• Task instructions: What lines of the data below hold the string "border"? Copy each one.

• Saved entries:
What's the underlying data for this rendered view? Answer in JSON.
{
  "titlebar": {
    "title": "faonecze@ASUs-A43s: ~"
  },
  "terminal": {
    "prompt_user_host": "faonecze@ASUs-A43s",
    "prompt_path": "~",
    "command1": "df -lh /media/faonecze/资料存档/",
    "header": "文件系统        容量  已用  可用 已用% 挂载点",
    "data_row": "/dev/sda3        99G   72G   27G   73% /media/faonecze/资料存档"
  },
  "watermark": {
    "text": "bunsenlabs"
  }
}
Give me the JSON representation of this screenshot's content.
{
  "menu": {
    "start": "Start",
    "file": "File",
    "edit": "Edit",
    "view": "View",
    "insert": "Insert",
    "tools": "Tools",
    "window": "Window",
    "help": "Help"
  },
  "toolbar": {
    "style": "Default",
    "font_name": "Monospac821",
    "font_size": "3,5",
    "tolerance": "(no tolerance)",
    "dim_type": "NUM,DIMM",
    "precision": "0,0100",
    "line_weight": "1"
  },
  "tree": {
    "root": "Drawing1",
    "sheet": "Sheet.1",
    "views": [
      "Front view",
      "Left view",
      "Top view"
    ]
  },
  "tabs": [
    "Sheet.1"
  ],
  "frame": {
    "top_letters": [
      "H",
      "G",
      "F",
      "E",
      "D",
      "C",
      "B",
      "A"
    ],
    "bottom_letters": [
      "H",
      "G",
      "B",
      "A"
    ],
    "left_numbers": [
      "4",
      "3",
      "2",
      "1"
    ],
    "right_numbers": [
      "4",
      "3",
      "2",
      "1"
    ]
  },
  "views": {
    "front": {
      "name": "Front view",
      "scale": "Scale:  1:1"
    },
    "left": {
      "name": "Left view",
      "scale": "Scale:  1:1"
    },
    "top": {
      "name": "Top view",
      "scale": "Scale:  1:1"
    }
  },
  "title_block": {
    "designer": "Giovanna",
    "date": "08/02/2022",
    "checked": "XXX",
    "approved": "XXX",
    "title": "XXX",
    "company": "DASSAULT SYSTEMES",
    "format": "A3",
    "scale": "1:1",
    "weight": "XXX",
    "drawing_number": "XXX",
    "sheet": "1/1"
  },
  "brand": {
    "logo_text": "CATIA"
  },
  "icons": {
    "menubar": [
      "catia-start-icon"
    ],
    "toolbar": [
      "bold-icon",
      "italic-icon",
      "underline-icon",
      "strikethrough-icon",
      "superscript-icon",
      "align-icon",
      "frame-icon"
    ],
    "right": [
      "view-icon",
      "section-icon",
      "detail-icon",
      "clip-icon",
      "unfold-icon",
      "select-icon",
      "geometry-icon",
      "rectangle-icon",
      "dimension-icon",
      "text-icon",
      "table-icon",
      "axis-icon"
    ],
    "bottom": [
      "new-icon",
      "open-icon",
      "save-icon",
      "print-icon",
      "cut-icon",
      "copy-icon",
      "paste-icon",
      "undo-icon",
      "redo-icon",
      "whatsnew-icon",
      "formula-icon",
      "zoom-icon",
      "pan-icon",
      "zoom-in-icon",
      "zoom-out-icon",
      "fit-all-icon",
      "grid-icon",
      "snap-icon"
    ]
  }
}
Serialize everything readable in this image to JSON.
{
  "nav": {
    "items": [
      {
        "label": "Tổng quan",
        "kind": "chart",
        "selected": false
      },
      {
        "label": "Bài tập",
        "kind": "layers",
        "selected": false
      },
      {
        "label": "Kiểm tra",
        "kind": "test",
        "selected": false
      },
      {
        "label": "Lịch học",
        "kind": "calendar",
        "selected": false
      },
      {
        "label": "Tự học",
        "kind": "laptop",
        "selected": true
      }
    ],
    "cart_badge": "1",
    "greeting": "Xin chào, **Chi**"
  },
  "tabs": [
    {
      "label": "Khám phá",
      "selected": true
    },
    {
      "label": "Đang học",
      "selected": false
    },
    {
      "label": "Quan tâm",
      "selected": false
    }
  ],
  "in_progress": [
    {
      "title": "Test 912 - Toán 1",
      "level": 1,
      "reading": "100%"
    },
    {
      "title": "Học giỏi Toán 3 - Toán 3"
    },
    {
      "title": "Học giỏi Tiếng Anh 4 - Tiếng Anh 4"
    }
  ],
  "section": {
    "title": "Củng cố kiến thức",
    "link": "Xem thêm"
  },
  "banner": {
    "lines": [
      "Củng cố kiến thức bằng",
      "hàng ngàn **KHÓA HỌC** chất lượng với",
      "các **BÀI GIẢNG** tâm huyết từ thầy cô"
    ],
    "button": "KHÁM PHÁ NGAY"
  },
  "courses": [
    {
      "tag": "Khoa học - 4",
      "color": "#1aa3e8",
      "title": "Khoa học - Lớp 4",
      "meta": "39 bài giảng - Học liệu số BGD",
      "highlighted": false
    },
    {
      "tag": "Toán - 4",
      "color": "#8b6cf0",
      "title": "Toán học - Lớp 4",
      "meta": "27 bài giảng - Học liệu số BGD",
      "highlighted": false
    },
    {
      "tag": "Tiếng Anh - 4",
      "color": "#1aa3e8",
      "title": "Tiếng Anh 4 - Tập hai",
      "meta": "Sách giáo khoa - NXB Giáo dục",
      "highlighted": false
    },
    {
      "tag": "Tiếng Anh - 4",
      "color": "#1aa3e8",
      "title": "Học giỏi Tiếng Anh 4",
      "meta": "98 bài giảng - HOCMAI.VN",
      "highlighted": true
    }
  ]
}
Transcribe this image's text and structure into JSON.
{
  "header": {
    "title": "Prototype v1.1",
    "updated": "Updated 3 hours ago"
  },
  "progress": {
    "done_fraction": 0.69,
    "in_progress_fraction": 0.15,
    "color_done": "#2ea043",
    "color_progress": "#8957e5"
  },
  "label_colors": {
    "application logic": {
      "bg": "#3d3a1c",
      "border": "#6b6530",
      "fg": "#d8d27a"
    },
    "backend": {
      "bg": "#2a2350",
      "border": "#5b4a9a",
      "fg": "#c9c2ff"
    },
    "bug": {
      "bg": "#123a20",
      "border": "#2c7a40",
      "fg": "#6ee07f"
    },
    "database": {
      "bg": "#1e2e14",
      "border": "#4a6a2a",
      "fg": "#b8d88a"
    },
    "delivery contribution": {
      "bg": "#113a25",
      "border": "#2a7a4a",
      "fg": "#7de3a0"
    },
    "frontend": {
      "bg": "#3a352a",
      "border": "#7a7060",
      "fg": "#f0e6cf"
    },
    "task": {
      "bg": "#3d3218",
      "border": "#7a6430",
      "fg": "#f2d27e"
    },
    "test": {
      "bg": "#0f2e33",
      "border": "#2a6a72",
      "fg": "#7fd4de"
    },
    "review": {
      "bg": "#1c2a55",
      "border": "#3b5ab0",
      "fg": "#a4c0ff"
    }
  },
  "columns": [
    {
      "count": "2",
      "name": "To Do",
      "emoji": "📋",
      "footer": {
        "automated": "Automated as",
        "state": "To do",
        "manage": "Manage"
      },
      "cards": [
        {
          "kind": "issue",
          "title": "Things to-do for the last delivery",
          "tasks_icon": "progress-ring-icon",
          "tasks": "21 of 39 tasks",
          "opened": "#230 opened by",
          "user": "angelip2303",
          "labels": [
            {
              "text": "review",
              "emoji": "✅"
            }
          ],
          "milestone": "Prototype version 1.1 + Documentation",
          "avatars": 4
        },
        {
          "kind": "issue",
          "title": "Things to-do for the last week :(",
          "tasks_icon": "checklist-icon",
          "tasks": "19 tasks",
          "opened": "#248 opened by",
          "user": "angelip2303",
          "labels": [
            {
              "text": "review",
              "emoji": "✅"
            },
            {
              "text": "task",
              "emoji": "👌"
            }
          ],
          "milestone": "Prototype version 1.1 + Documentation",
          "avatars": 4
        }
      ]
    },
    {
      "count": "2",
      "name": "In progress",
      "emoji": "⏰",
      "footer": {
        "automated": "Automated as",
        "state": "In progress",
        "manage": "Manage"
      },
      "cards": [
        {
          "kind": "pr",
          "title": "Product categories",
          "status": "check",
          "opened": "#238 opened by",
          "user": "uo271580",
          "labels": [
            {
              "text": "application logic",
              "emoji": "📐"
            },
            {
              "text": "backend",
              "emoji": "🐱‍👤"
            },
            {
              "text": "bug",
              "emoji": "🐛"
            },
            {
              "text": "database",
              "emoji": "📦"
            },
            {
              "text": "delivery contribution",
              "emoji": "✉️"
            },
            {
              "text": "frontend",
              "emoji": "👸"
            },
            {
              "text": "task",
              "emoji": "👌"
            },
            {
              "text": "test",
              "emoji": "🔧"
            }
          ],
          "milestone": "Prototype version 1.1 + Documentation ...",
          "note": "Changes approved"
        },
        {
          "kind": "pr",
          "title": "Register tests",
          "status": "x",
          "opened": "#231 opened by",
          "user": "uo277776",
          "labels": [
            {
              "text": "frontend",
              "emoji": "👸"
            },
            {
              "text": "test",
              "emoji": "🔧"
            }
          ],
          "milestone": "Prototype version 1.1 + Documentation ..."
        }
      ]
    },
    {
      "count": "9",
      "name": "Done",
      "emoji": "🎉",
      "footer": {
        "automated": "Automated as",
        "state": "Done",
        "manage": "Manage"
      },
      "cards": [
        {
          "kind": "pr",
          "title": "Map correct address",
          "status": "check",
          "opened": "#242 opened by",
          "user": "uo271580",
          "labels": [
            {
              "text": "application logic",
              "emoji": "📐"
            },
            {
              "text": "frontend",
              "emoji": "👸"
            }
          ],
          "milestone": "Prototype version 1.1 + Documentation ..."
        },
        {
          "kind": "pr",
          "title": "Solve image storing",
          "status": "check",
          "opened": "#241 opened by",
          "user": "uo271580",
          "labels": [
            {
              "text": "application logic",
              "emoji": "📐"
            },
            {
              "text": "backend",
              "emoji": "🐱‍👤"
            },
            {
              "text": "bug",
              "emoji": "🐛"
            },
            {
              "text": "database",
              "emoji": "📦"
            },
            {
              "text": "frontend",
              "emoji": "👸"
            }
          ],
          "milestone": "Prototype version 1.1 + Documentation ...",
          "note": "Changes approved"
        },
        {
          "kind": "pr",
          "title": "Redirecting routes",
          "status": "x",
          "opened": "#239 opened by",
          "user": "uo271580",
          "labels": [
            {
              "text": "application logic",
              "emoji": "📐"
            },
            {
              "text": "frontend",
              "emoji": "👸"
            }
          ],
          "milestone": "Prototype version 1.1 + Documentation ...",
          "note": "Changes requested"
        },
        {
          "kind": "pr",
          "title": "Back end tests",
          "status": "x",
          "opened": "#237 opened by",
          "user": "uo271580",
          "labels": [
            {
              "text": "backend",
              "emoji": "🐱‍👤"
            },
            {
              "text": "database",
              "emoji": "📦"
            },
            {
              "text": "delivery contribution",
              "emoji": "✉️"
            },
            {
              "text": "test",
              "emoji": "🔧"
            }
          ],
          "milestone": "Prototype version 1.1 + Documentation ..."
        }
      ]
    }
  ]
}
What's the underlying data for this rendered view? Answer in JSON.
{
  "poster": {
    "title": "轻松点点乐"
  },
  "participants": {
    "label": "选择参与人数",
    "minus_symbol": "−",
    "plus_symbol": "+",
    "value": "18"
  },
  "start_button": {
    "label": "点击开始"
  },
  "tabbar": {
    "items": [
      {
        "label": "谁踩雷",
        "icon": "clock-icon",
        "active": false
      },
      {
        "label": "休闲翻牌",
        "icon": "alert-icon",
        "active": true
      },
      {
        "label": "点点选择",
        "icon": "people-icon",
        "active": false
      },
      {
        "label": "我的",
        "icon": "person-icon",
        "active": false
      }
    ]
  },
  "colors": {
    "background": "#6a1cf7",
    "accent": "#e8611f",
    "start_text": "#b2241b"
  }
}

• Answer space:
      "border": "#6b6530",
      "border": "#5b4a9a",
      "border": "#2c7a40",
      "border": "#4a6a2a",
      "border": "#2a7a4a",
      "border": "#7a7060",
      "border": "#7a6430",
      "border": "#2a6a72",
      "border": "#3b5ab0",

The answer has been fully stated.